Southern Exposure: Latin Americans View The United States, 1783-1900
- Author(s): Farrell, John Gordon
- Advisor(s): Summerhill, William R
- et al.
This dissertation examines the writings of Latin Americans who traveled to the United States between 1783 and 1900 and wrote about their experiences. It aims to provide an intellectual and cultural history of Latin America, as seen through the lens of elite Latin Americans' perceptions of the emerging United States. The seventy-six travelers whose eighty-nine texts I examine comprise slightly more than half of the total number of such travelers identified. Employing text-analysis software, I have mined their published writings to compile data that specify the travelers' substantive interests in and observations concerning the United States. Such interests are expressed as nouns.
The 18,943 nouns used in the texts are presented so that we learn not only which were employed by individual authors, but also which were used by how many of the other writers comprising the sample. We can now specify what substantive matters (persons, places, things, ideas) caught the travelers' interest or were on their minds, how often they mentioned each of these words in their texts, how many of their fellow travelers used the same words, and in what percentage of the total texts those same words appeared. Thus, we can know as never before what Latin Americans were actually thinking about the United States during the era addressed - from the dawn of the First Republic to its emergence as hemispheric hegemon and global empire. These findings provide quantitative data to support (or refute) the sort of qualitative judgments that have heretofore lacked measurable certainty.

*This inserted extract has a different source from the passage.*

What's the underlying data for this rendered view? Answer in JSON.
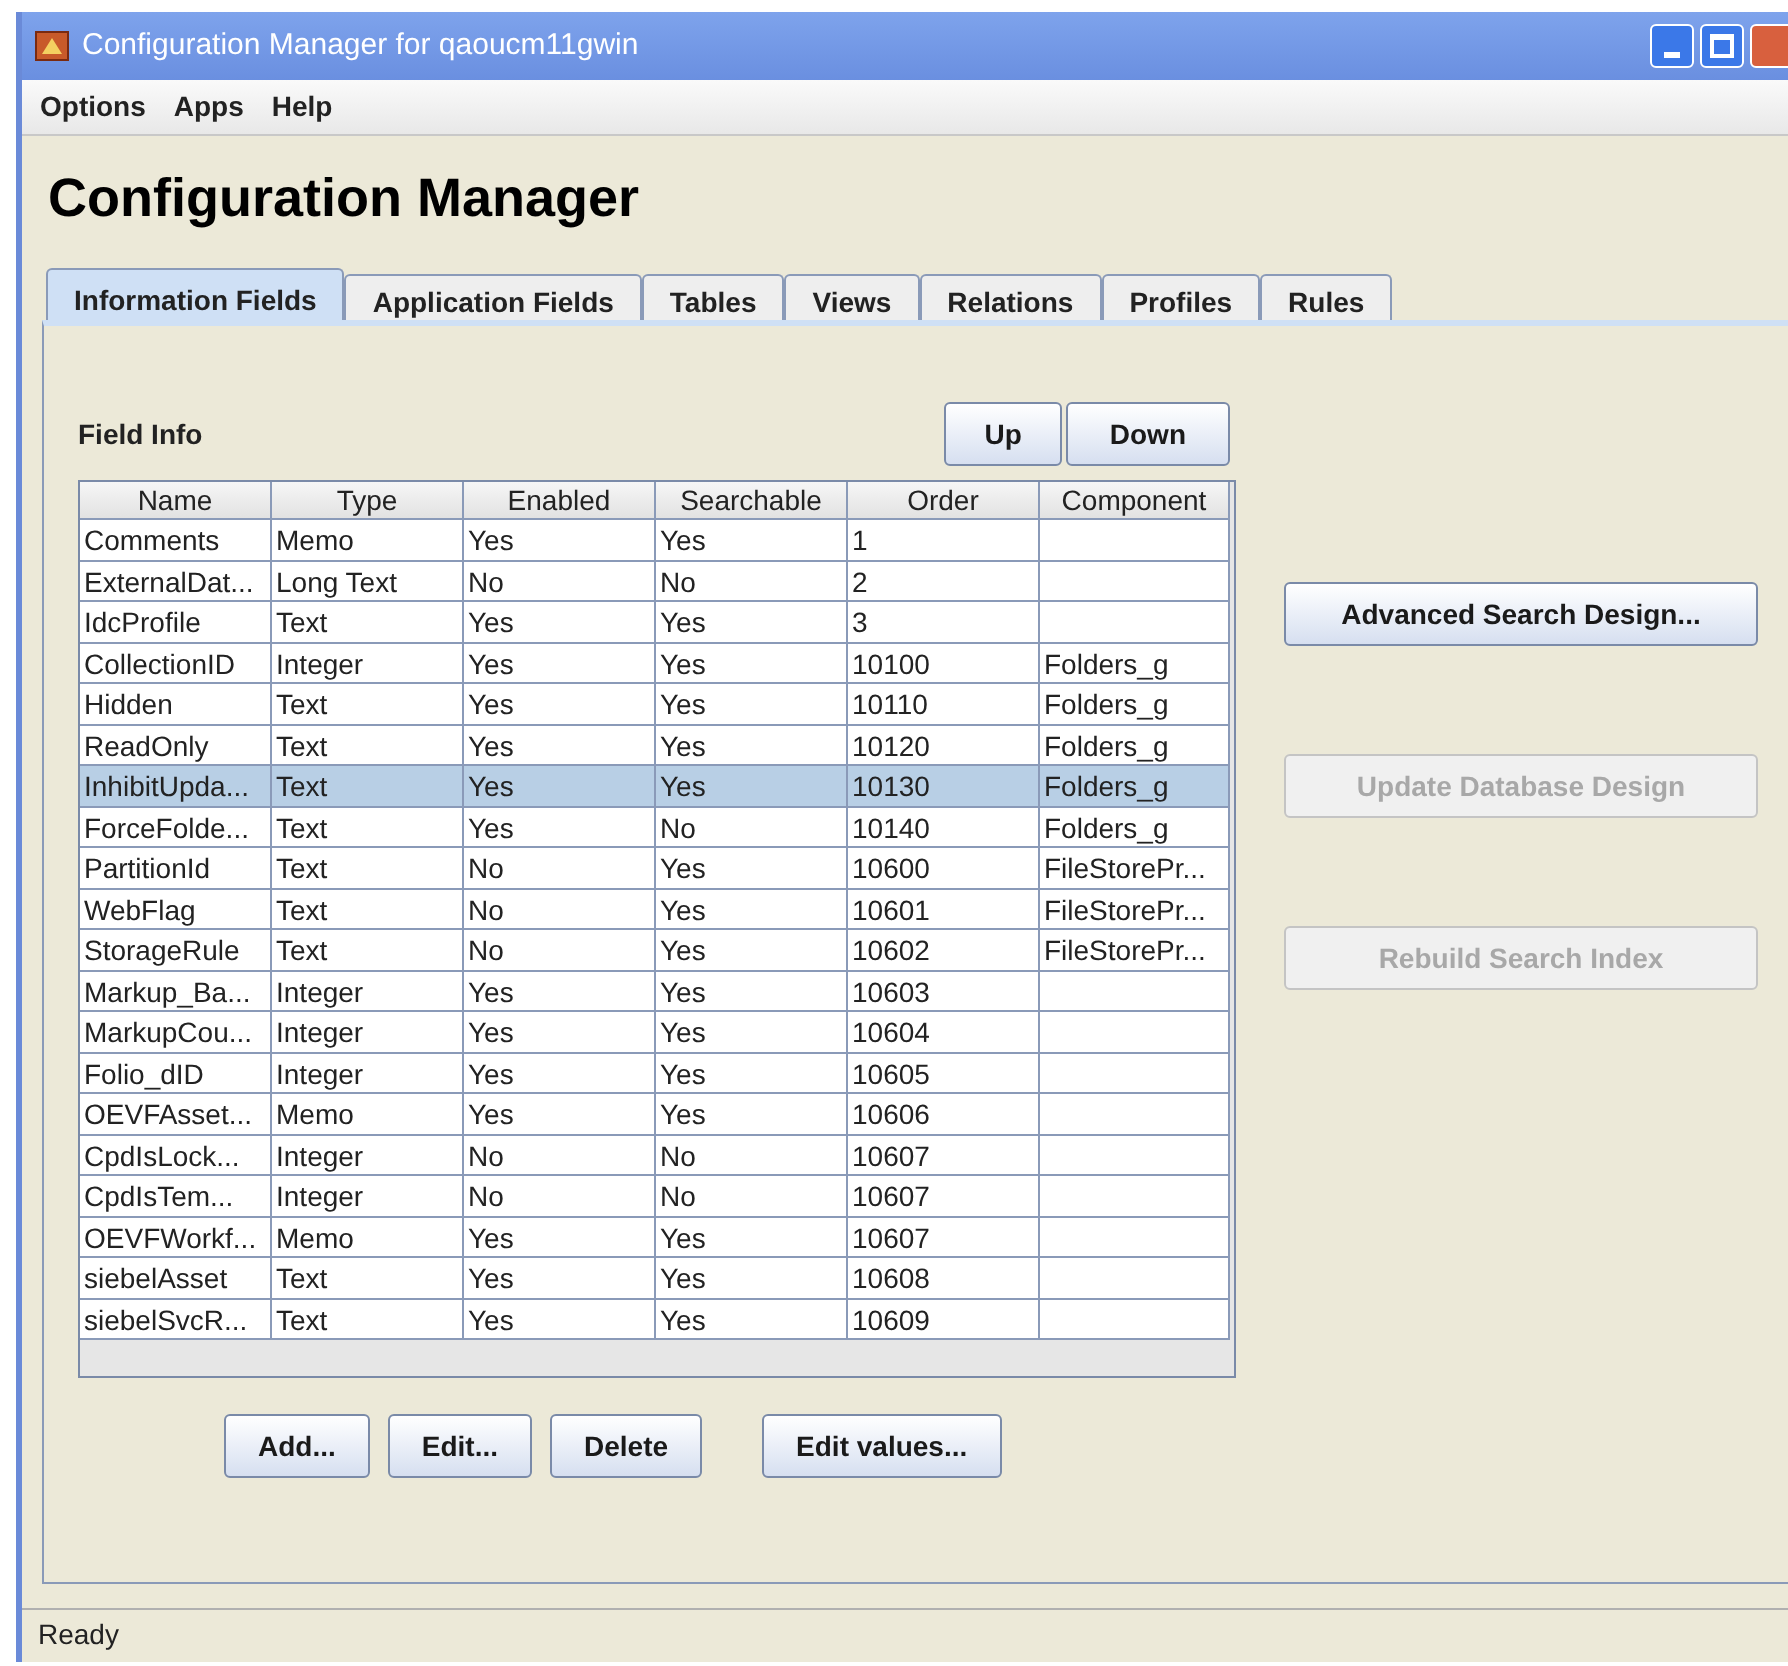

I also place the travelers in the context of their time and place, with chapters addressing the validity of travelers as historical sources, the highly influential social and intellectual status of many of the travelers, late eighteenth- and nineteenth-century Latin American intellectual history, and the originally complementary yet soon antagonistic philosophical perspectives held in Latin and Anglo-America towards the end of the nineteenth century. In an appendix, I provide biographies of each of the travelers whose works are addressed. Another appendix lists travelers whose works are not examined here, many of whom merit at least equal scholarly attention.